Where to Find Funding for Legal Training

Posted by Frank on May 30, 2015 under Studying & Practicing Law, UK Law | Be the First to Comment

Before embarking on a career in the law, you will need a lot of training in the complex intricacies of the British legal system. All this training requires funding, both for payment of fees and to meet your living expenses. Some of this training can be pricey, and not all of it will qualify for assistance from the Student Loans Company.

For some of “the professions,” such as teachers, there are government schemes to provide help with training costs. This is unfortunately not the case with the legal industry. However, there are a few options available for funding.

What are the Costs of Legal Training

The first step in training for a legal career will be a degree. Aside from living expenses, these will carry standard university tuition fees – currently up to £9,000 a year in England and Wales, as well as in Scotland unless this is your home region. The degree lasts three years.

If you study a subject other than law, then you will have to undertake a Graduate Diploma in Law, commonly known as a conversion course. This can cost between £7,500 and £10,000.

After you graduate, further training will be necessary. If you aim to become a barrister, you will have to complete a Barrister Practice Training Course (BPTC), costing at least £11,000 and potentially up to £16,950.

If you aim to become a solicitor, on the other hand, then after graduation you will have to complete a year-long course known as a Legal Practice Course. The price tag on this is lower than that attached to a BPTC, but still will still come in at £8,000 minimum and up to £13,500.

Total fees associated with legal training, therefore, can be up to £53,950 for barristers and £50,500 for solicitors. If your degree is in law and you don’t need a conversion course, this knocks £10,000 off each figure, but still leaves over £40,000 in fees.

Funding Options
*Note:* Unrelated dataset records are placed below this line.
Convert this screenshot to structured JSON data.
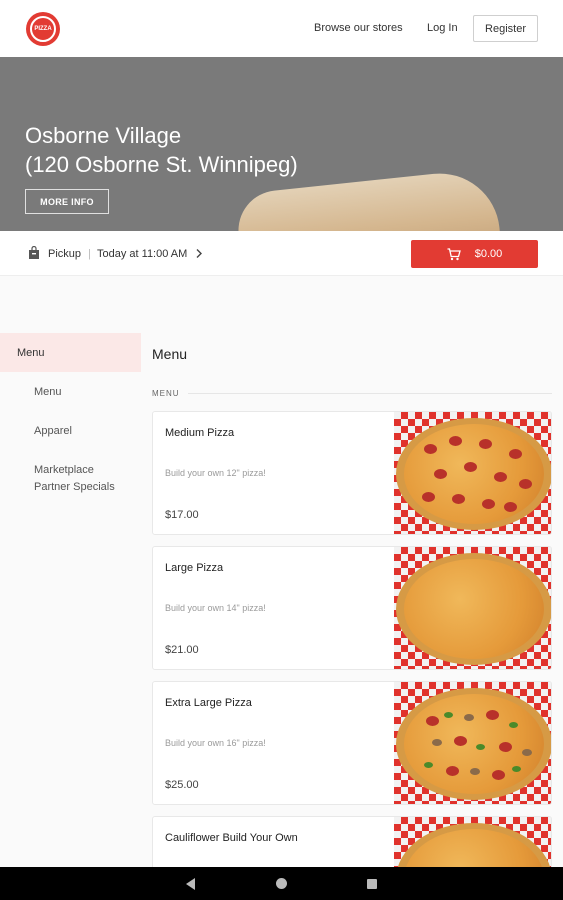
{
  "header": {
    "logo_text": "PIZZA",
    "browse_label": "Browse our stores",
    "login_label": "Log In",
    "register_label": "Register"
  },
  "hero": {
    "title_line1": "Osborne Village",
    "title_line2": "(120 Osborne St. Winnipeg)",
    "more_info_label": "MORE INFO"
  },
  "pickup": {
    "mode": "Pickup",
    "separator": "|",
    "time": "Today at 11:00 AM",
    "cart_total": "$0.00"
  },
  "sidebar": {
    "active_label": "Menu",
    "items": [
      {
        "label": "Menu"
      },
      {
        "label": "Apparel"
      },
      {
        "label": "Marketplace Partner Specials"
      }
    ]
  },
  "menu": {
    "heading": "Menu",
    "section_label": "MENU",
    "items": [
      {
        "name": "Medium Pizza",
        "description": "Build your own 12\" pizza!",
        "price": "$17.00"
      },
      {
        "name": "Large Pizza",
        "description": "Build your own 14\" pizza!",
        "price": "$21.00"
      },
      {
        "name": "Extra Large Pizza",
        "description": "Build your own 16\" pizza!",
        "price": "$25.00"
      },
      {
        "name": "Cauliflower Build Your Own",
        "description": "",
        "price": ""
      }
    ]
  },
  "colors": {
    "brand_red": "#e23b33",
    "active_bg": "#fbe8e7"
  }
}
For your first degree, you will qualify for student loans to fund your study just as any other student does – assuming you have not attended university before.
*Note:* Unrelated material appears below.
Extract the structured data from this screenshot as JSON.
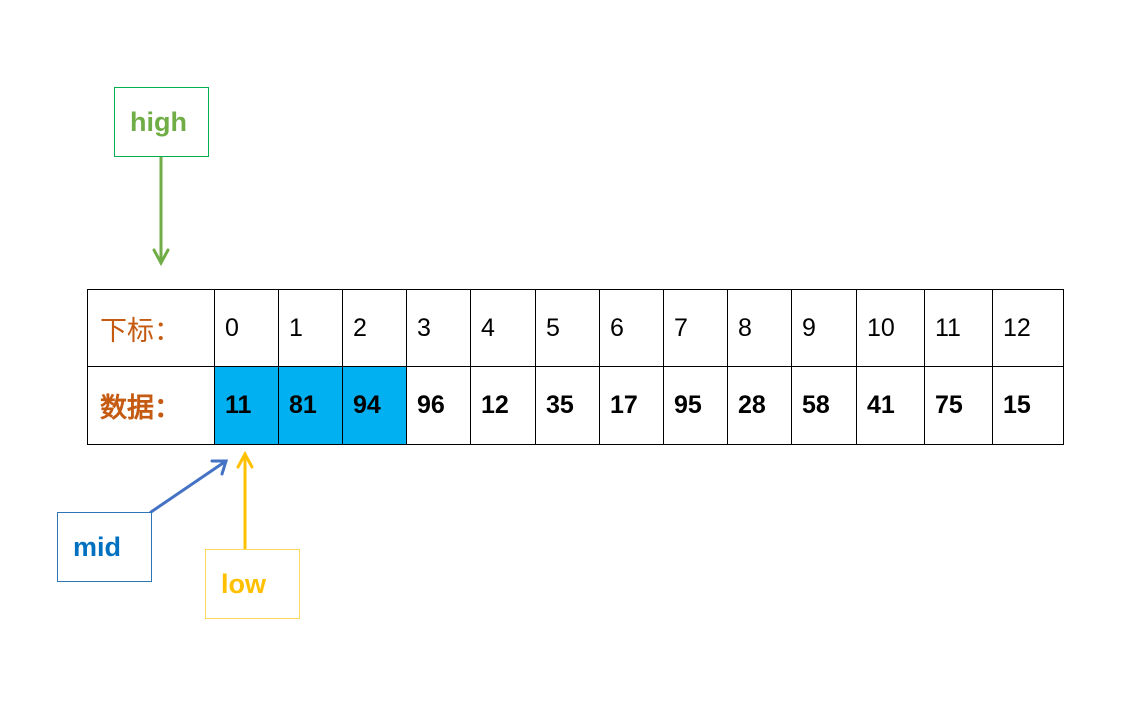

For your training after graduation, there are a few options available to you. One possibility is a specialist loan. While the Student Loans Company may no longer be willing to help you, some private lenders offer loans specially designed to help with legal training costs. You could also potentially qualify for low-interest postgraduate loans known as Professional Career and Development Loans (PCDL).

There are also some scholarships and bursaries available. For solicitors, these come from bodies such as The Law Society, while barristers-to-be may be able to access schemes from the likes of the Bar Council.

A few very lucky students may be able to get a sponsor – a legal firm who pays for their training on condition you work for them after you qualify. Sadly, these are very few and highly competitive. Usually, the only students who even get a look-in are first-class graduates of Oxford or Cambridge.

Qualifying as a Solicitor: What Happens After you Graduate?

Posted by Frank on April 18, 2015 under Studying & Practicing Law, UK Law | Be the First to Comment

If your career goal is to become a solicitor, graduating from university is only the first part of the process. There are further steps you must undertake within the industry in order to qualify to practice as a solicitor.

If this is the path you want to pursue within the legal industry, you will have the following routes open to you after your graduation:

If You Don’t Have a Law Degree

If you are currently studying or have graduated in a subject other than law, then the road to being a solicitor isn’t entirely closed to you. However, your first step after graduating is to return to university and do a law conversion course, in which you will intensively study core areas of the legal system. After that, you can then proceed along the road to becoming a solicitor in much the same way as a law graduate.

Legal Practice Course

The first step for law graduates will usually be the Legal Practice Course (LPC). This is a vocational course tailored not just to the law but to the role of practicing solicitors specifically. This step will usually take a year, or can sometimes be taken part-time over a longer period, and will help you develop the skills you will need for your career as a solicitor.

Recognised Training

After completing your LPC, you will move onto a period of recognised training within the legal industry. Usually, this will involve taking on a training contract with a firm and working within the industry as a trainee solicitor. This will allow you to learn about being a solicitor and develop the skills and knowledge you will need for the role on-the-job in a real-world legal practise assisting with genuine cases.

Professional Skills Course

As part of this period of training, you will also complete your Professional Skills Course (PSC). This will be the part of your training period that most closely resembles a formal, academic education. You must complete and pass your PSC in order to qualify as a solicitor and go into practise.

Alternative Means

As part of a drive to provide more flexibility for those who want to pursue a legal career, the concept of “alternative means” was introduced last year. This allows qualification to be granted to people who have gained experience within the legal sector which brings them up to the same standards of knowledge and skill as somebody who has followed the above route in full and completed a training contract. This isn’t really a route that can be relied upon, and so far only one person has qualified through these means. However, for those who may want to pursue a career as a solicitor later but want to enter a different legal position after graduating this is an extra route that may be open in the future.